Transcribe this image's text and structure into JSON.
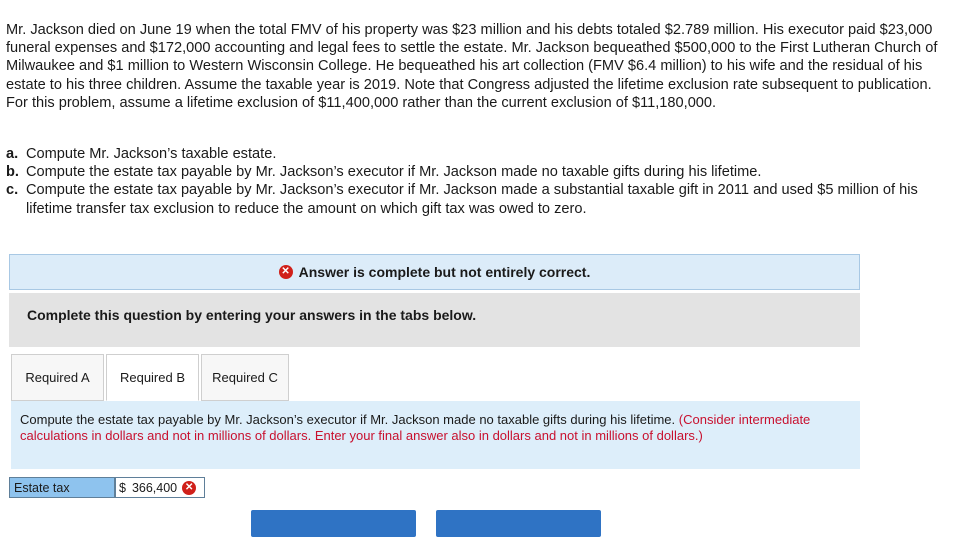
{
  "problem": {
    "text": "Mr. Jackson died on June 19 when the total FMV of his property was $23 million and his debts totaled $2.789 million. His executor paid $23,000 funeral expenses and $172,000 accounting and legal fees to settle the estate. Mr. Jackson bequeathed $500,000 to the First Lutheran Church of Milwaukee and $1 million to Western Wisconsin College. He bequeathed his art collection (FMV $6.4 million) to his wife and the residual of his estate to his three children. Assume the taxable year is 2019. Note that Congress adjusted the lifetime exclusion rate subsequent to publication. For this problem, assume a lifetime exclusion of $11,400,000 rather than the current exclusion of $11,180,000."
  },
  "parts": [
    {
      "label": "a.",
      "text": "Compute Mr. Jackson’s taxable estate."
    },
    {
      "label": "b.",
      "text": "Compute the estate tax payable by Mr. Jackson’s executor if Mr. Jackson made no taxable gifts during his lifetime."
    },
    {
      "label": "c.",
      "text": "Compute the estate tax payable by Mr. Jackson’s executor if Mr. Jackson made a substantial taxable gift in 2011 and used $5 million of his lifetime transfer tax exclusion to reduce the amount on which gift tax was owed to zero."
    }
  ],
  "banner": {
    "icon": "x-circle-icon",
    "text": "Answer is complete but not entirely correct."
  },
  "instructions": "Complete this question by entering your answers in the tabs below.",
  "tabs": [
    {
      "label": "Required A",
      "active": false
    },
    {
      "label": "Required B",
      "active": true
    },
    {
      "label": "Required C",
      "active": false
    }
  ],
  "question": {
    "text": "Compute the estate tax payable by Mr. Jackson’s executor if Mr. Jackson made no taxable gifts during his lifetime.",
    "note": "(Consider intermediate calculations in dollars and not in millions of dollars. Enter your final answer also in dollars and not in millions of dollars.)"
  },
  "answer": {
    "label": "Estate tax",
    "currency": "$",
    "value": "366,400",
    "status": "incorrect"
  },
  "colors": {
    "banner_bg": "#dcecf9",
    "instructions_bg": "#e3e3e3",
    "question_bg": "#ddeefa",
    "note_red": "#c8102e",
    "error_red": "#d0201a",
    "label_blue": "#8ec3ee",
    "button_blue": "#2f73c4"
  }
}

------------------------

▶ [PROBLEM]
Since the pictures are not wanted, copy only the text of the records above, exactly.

▶ [TASK RESULT]
Transcribe this image's text and structure into JSON.
{
  "problem": {
    "text": "Mr. Jackson died on June 19 when the total FMV of his property was $23 million and his debts totaled $2.789 million. His executor paid $23,000 funeral expenses and $172,000 accounting and legal fees to settle the estate. Mr. Jackson bequeathed $500,000 to the First Lutheran Church of Milwaukee and $1 million to Western Wisconsin College. He bequeathed his art collection (FMV $6.4 million) to his wife and the residual of his estate to his three children. Assume the taxable year is 2019. Note that Congress adjusted the lifetime exclusion rate subsequent to publication. For this problem, assume a lifetime exclusion of $11,400,000 rather than the current exclusion of $11,180,000."
  },
  "parts": [
    {
      "label": "a.",
      "text": "Compute Mr. Jackson’s taxable estate."
    },
    {
      "label": "b.",
      "text": "Compute the estate tax payable by Mr. Jackson’s executor if Mr. Jackson made no taxable gifts during his lifetime."
    },
    {
      "label": "c.",
      "text": "Compute the estate tax payable by Mr. Jackson’s executor if Mr. Jackson made a substantial taxable gift in 2011 and used $5 million of his lifetime transfer tax exclusion to reduce the amount on which gift tax was owed to zero."
    }
  ],
  "banner": {
    "icon": "x-circle-icon",
    "text": "Answer is complete but not entirely correct."
  },
  "instructions": "Complete this question by entering your answers in the tabs below.",
  "tabs": [
    {
      "label": "Required A",
      "active": false
    },
    {
      "label": "Required B",
      "active": true
    },
    {
      "label": "Required C",
      "active": false
    }
  ],
  "question": {
    "text": "Compute the estate tax payable by Mr. Jackson’s executor if Mr. Jackson made no taxable gifts during his lifetime.",
    "note": "(Consider intermediate calculations in dollars and not in millions of dollars. Enter your final answer also in dollars and not in millions of dollars.)"
  },
  "answer": {
    "label": "Estate tax",
    "currency": "$",
    "value": "366,400",
    "status": "incorrect"
  },
  "colors": {
    "banner_bg": "#dcecf9",
    "instructions_bg": "#e3e3e3",
    "question_bg": "#ddeefa",
    "note_red": "#c8102e",
    "error_red": "#d0201a",
    "label_blue": "#8ec3ee",
    "button_blue": "#2f73c4"
  }
}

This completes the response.